Neurocognitive Differences Between Drivers with Type 1 Diabetes with and without a Recent History of Recurrent Driving Mishaps

Int J Diabetes Mellit. 2010 Aug 1;2(2):73-77. doi: 10.1016/j.ijdm.2010.05.014.

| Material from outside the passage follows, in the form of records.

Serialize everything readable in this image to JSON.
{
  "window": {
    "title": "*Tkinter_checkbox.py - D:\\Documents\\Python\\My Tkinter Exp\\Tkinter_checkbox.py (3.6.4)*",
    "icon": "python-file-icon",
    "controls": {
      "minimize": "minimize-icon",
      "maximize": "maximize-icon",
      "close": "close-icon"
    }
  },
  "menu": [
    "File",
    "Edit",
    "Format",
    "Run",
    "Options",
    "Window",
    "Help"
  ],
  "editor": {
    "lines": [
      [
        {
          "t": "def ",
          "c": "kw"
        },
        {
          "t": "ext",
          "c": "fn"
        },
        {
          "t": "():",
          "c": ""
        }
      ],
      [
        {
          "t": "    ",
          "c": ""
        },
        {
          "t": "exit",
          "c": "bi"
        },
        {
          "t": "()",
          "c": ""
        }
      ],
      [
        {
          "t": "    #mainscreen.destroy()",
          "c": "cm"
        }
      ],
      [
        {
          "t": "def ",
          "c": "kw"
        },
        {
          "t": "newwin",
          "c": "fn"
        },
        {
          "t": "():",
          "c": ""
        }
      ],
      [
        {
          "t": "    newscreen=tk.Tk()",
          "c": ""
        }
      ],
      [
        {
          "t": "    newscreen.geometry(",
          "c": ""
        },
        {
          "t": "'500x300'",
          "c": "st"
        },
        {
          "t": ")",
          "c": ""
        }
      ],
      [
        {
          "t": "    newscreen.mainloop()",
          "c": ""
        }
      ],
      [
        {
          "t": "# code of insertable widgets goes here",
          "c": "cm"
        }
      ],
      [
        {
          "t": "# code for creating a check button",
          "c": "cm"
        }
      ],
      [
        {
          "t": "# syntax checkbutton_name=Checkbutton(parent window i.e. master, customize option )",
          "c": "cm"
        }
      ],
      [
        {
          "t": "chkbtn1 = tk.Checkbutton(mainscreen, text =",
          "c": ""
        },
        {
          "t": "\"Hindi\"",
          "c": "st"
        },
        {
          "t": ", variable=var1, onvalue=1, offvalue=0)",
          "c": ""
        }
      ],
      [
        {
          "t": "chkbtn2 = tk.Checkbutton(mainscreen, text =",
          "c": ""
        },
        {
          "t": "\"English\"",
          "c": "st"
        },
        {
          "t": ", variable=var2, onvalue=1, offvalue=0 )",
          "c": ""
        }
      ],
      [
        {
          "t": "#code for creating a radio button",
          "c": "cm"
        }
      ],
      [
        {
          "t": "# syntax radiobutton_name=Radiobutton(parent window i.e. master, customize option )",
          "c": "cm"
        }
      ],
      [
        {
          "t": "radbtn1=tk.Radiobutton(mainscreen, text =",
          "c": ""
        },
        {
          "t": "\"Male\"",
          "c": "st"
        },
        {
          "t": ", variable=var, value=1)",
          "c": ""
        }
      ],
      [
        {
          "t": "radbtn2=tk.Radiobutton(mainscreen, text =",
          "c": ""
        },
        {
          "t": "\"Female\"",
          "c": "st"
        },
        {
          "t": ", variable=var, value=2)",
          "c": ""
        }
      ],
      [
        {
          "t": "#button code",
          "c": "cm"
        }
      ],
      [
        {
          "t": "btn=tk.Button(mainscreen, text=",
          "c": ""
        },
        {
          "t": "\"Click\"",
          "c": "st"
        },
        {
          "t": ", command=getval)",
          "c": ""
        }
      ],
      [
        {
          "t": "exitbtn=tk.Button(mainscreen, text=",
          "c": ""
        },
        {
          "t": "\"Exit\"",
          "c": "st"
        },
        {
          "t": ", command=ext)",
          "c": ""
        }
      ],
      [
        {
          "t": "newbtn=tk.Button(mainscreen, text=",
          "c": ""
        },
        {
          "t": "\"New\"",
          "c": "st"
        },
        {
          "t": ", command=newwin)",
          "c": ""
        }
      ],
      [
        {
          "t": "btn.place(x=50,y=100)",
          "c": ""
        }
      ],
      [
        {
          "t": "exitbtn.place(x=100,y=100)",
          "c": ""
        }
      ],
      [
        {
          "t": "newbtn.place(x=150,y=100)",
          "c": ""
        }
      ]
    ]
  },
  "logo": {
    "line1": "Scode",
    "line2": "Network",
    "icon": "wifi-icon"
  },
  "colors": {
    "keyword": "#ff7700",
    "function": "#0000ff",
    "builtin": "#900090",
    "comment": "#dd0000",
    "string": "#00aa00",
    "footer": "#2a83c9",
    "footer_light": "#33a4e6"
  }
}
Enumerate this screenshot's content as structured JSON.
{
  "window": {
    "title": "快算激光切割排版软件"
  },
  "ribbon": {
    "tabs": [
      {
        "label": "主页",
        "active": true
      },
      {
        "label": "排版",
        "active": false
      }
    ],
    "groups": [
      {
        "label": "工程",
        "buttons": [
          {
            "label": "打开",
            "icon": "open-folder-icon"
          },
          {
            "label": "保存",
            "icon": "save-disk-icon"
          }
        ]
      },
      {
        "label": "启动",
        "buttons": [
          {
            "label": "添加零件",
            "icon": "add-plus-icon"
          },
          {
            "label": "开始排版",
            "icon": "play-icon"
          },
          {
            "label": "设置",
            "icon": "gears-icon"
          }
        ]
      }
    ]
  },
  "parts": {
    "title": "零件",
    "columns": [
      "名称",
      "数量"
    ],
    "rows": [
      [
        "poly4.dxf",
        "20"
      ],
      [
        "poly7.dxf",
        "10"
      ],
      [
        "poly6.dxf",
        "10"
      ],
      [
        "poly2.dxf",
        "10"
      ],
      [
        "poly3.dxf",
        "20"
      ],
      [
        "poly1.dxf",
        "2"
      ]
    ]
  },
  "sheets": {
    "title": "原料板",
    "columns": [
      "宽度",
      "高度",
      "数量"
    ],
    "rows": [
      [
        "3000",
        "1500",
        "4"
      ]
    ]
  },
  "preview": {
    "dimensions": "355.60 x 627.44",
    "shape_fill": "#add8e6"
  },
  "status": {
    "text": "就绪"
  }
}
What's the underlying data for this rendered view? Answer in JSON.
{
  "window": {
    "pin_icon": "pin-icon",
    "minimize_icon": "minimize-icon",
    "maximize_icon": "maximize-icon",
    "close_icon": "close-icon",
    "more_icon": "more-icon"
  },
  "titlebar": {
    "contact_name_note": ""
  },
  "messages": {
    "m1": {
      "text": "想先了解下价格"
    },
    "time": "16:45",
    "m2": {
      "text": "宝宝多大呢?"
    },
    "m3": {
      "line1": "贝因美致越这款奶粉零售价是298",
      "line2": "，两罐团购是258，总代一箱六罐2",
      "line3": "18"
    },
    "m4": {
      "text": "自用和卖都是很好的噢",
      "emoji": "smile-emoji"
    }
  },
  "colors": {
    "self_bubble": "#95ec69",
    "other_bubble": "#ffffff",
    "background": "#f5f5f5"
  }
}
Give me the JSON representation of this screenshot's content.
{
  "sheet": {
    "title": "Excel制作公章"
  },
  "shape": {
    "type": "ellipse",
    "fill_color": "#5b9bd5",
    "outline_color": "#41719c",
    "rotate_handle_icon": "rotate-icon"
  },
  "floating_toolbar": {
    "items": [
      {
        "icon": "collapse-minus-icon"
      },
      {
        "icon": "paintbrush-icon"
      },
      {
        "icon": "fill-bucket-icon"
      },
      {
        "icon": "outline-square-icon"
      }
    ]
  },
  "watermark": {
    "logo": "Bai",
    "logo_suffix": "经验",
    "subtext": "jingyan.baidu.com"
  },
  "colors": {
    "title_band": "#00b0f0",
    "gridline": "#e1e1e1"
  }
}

OBJECTIVE: A subset of drivers with type 1 diabetes mellitus (T1DM) may be at significant risk of hypoglycemia-related driving collisions and moving vehicle violations due to acute and chronic neurocognitive impairment. The present study compared drivers with T1DM with and without a recent history of multiple driving mishaps on a neurocognitive battery during euglycemia, progressive mild hypoglycemia, and recovery from hypoglycemia, to determine whether neurocognitive measures differentiate the two risk groups. We hypothesized that drivers with a history of multiple recent hypoglycemia-related driving mishaps would demonstrate greater psychomotor slowing, both during hypoglycemia and euglycemia. STUDY DESIGN: Partcipants were 42 adults with T1DM and were assigned to one of two groups: those reporting no driving mishaps in the last year (-History) and those reporting two or more (+History).Neurocognitive testing was conducted before and repeated during a hyper-insulinemic clamping procedure. RESULTS: Not surprisingly, all drivers demonstrated a decrease in functioning across all neurocognitive tasks during hypoglycemia. However, in contrast to the common belief that neurocognitive functions return slowly and gradually following hypoglycemia, baseline neurocognitive functioning immediately recovered upon return of BG to euglycemia for all subjects. Between-group analyses revealed that subjects with a recent history of driving mishaps consistently demonstrated poorer performance on tasks measuring working memory. CONCLUSION: Working memory is a potential neurocognitive indicator that may help differentiate adults with T1DM with and without a history of driving mishaps, predict future risk for driving mishaps, and provide targeted intervention programs to address this critical public health issue.